- 00:30 Japanese All Industries Activity. Estimate 0.8%. Actual 0.7%
- 10:30 US Crude Oil Inventories. Estimate -1.1M
- 23:50 BoJ Monetary Policy Statement
Thursday (April 27)
- Tentative – BoJ Outlook Report
- Tentative – BOJ Policy Rate. Estimate -0.10%
- 2:30 BoJ Press Conference
- 8:30 US Core Durable Goods Orders. Estimate 0.4%
- 8:30 US Unemployment Claims. Estimate 241K
- 19:30 Japanese Household Spending. Estimate -0.6%
- 19:30 Japanese Tokyo Core CPI. Estimate -0.2%
*All release times are GMT
*Key events are in bold
USD/JPY for Wednesday, April 26, 2017
USD/JPY April 26 at 10:05 EST
Open: 111.07 High: 111.74 Low: 111.03 Close: 111.49
USD/JPY posted gains in the Asian session and was steady in European trade. In North American trade, the pair posted gains but then retracted
- 110.94 is providing support
- 112.57 is the next line of resistance
- Current range: 110.94 to 112.57
Further levels in both directions:

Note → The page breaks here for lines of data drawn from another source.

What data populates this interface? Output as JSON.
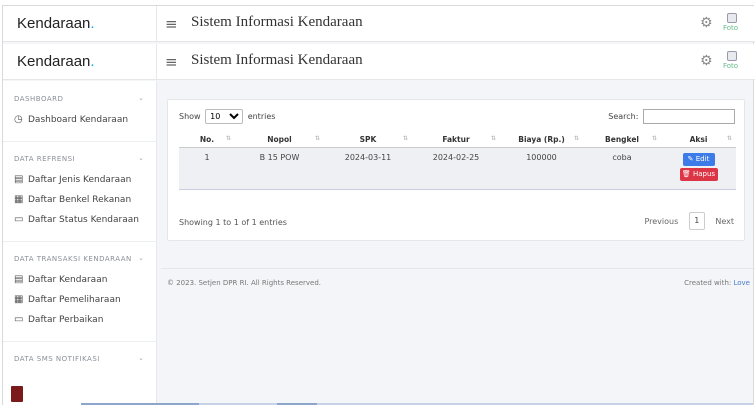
{
  "header": {
    "brand": "Kendaraan",
    "brand_dot": ".",
    "title": "Sistem Informasi Kendaraan",
    "menu_icon": "≡",
    "settings_icon": "⚙",
    "avatar_text": "Foto"
  },
  "sidebar": {
    "sections": [
      {
        "title": "DASHBOARD",
        "items": [
          {
            "icon": "clock-icon",
            "glyph": "◷",
            "label": "Dashboard Kendaraan"
          }
        ]
      },
      {
        "title": "DATA REFRENSI",
        "items": [
          {
            "icon": "book-icon",
            "glyph": "▤",
            "label": "Daftar Jenis Kendaraan"
          },
          {
            "icon": "calendar-icon",
            "glyph": "▦",
            "label": "Daftar Benkel Rekanan"
          },
          {
            "icon": "monitor-icon",
            "glyph": "▭",
            "label": "Daftar Status Kendaraan"
          }
        ]
      },
      {
        "title": "DATA TRANSAKSI KENDARAAN",
        "items": [
          {
            "icon": "book-icon",
            "glyph": "▤",
            "label": "Daftar Kendaraan"
          },
          {
            "icon": "calendar-icon",
            "glyph": "▦",
            "label": "Daftar Pemeliharaan"
          },
          {
            "icon": "monitor-icon",
            "glyph": "▭",
            "label": "Daftar Perbaikan"
          }
        ]
      },
      {
        "title": "DATA SMS NOTIFIKASI",
        "items": []
      }
    ],
    "chevron": "⌄"
  },
  "table": {
    "show_label": "Show",
    "entries_value": "10",
    "entries_label": "entries",
    "search_label": "Search:",
    "search_value": "",
    "columns": [
      "No.",
      "Nopol",
      "SPK",
      "Faktur",
      "Biaya (Rp.)",
      "Bengkel",
      "Aksi"
    ],
    "rows": [
      {
        "no": "1",
        "nopol": "B 15 POW",
        "spk": "2024-03-11",
        "faktur": "2024-02-25",
        "biaya": "100000",
        "bengkel": "coba",
        "edit": "✎ Edit",
        "hapus": "🗑 Hapus"
      }
    ],
    "info": "Showing 1 to 1 of 1 entries",
    "pager": {
      "previous": "Previous",
      "page": "1",
      "next": "Next"
    }
  },
  "footer": {
    "copyright": "© 2023. Setjen DPR RI. All Rights Reserved.",
    "created_label": "Created with:",
    "created_link": "Love"
  },
  "colors": {
    "accent": "#3d7be8",
    "danger": "#dc3545",
    "brand_dot": "#00a3ff"
  }
}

- Below: 110.94, 109.77, 108.54 and 107.49
- Above: 112.57, 113.55 and 114.96
OANDA’s Open Positions Ratio
In the Wednesday session, USD/JPY is almost unchanged. Currently, long positions have a majority (62%), indicative of trader bias towards USD/JPY continuing to rise.
This article is for general information purposes only. It is not investment advice or a solution to buy or sell securities. Opinions are the authors; not necessarily that of OANDA Corporation or any of its affiliates, subsidiaries, officers or directors. Leveraged trading is high risk and not suitable for all. You could lose all of your deposited funds.